Data records:
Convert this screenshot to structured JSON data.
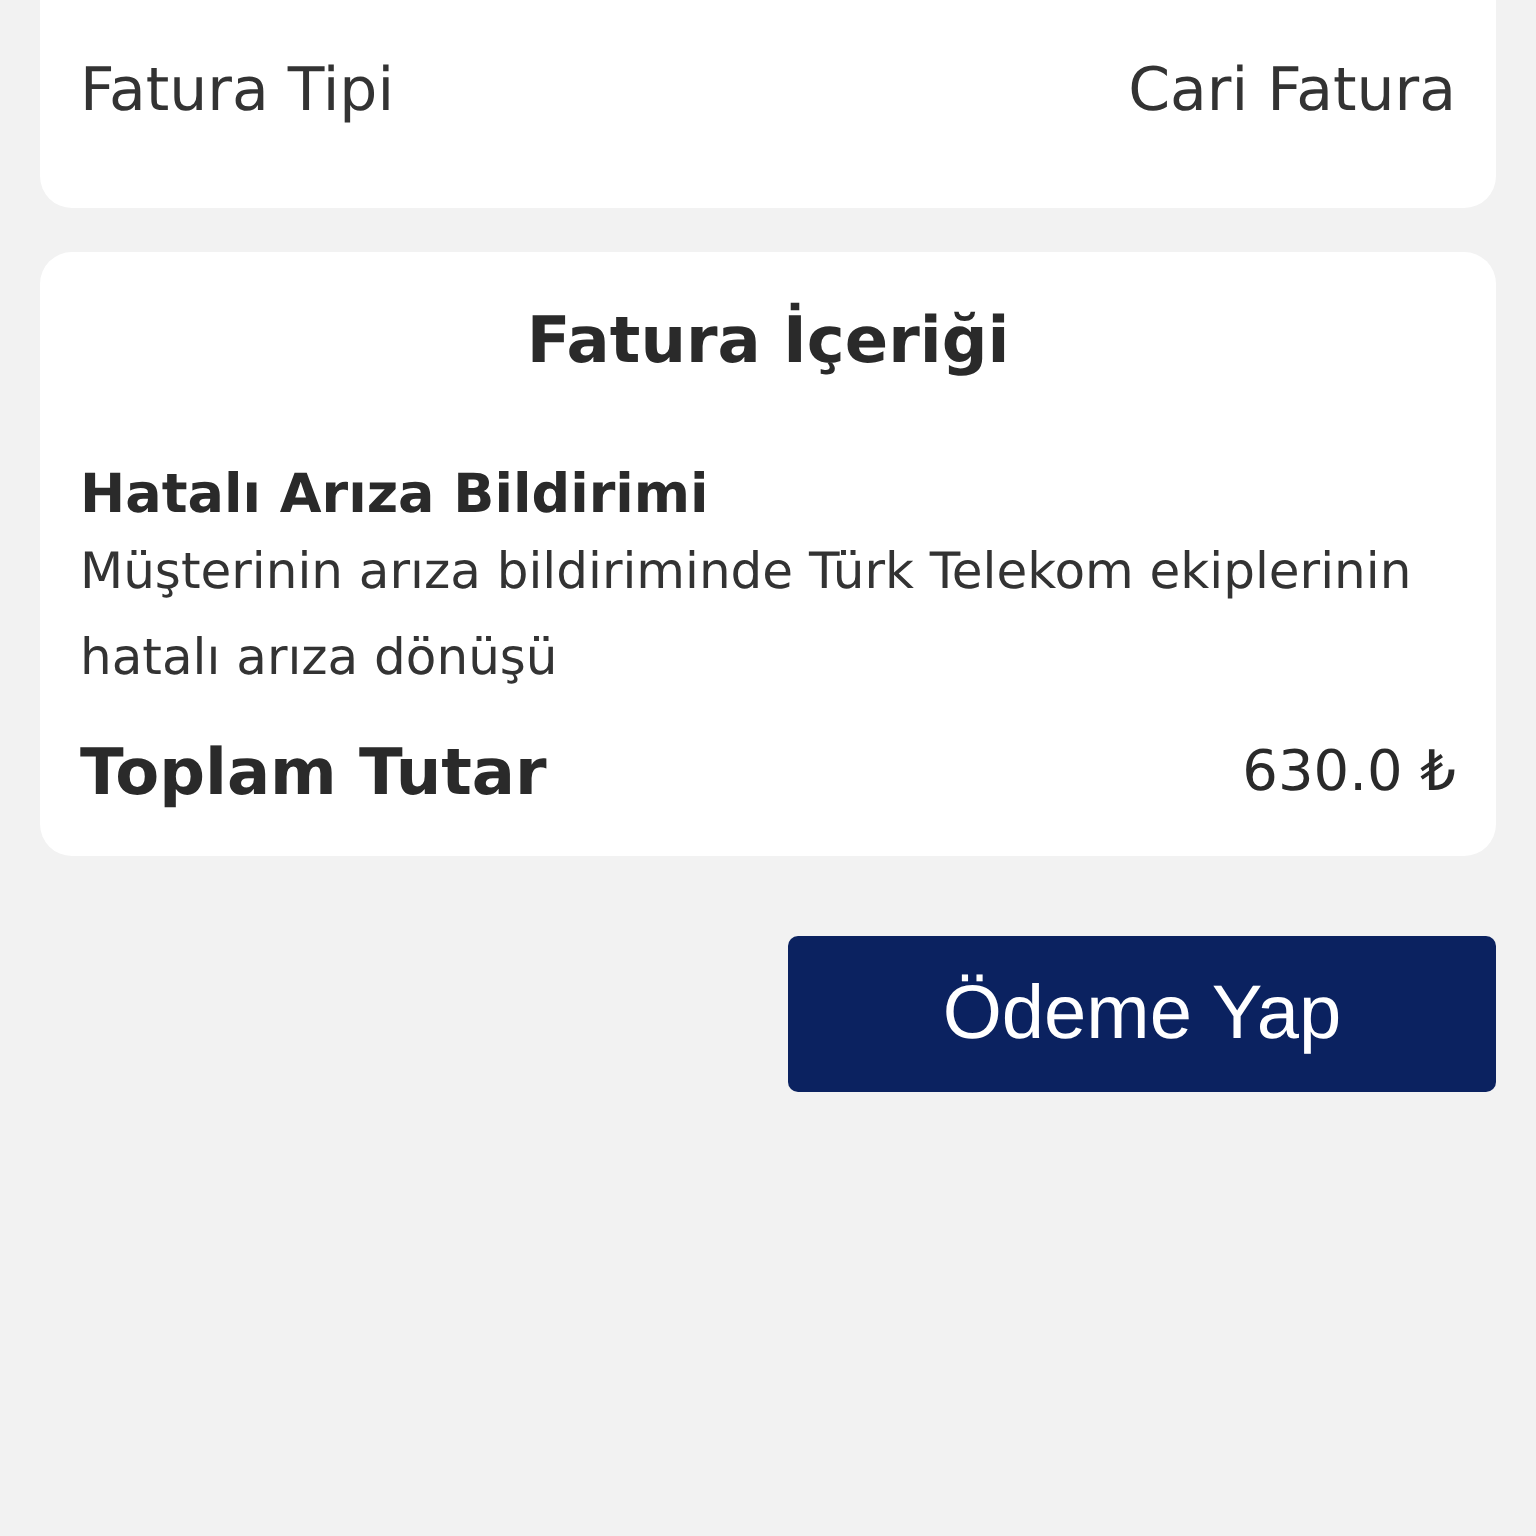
{
  "invoice_type": {
    "label": "Fatura Tipi",
    "value": "Cari Fatura"
  },
  "invoice_content": {
    "title": "Fatura İçeriği",
    "item_title": "Hatalı Arıza Bildirimi",
    "item_description": "Müşterinin arıza bildiriminde Türk Telekom ekiplerinin hatalı arıza dönüşü",
    "total_label": "Toplam Tutar",
    "total_value": "630.0 ₺"
  },
  "pay_button": {
    "label": "Ödeme Yap"
  }
}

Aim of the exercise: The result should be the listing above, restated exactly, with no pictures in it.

Task answer:
Convert this screenshot to structured JSON data.
{
  "invoice_type": {
    "label": "Fatura Tipi",
    "value": "Cari Fatura"
  },
  "invoice_content": {
    "title": "Fatura İçeriği",
    "item_title": "Hatalı Arıza Bildirimi",
    "item_description": "Müşterinin arıza bildiriminde Türk Telekom ekiplerinin hatalı arıza dönüşü",
    "total_label": "Toplam Tutar",
    "total_value": "630.0 ₺"
  },
  "pay_button": {
    "label": "Ödeme Yap"
  }
}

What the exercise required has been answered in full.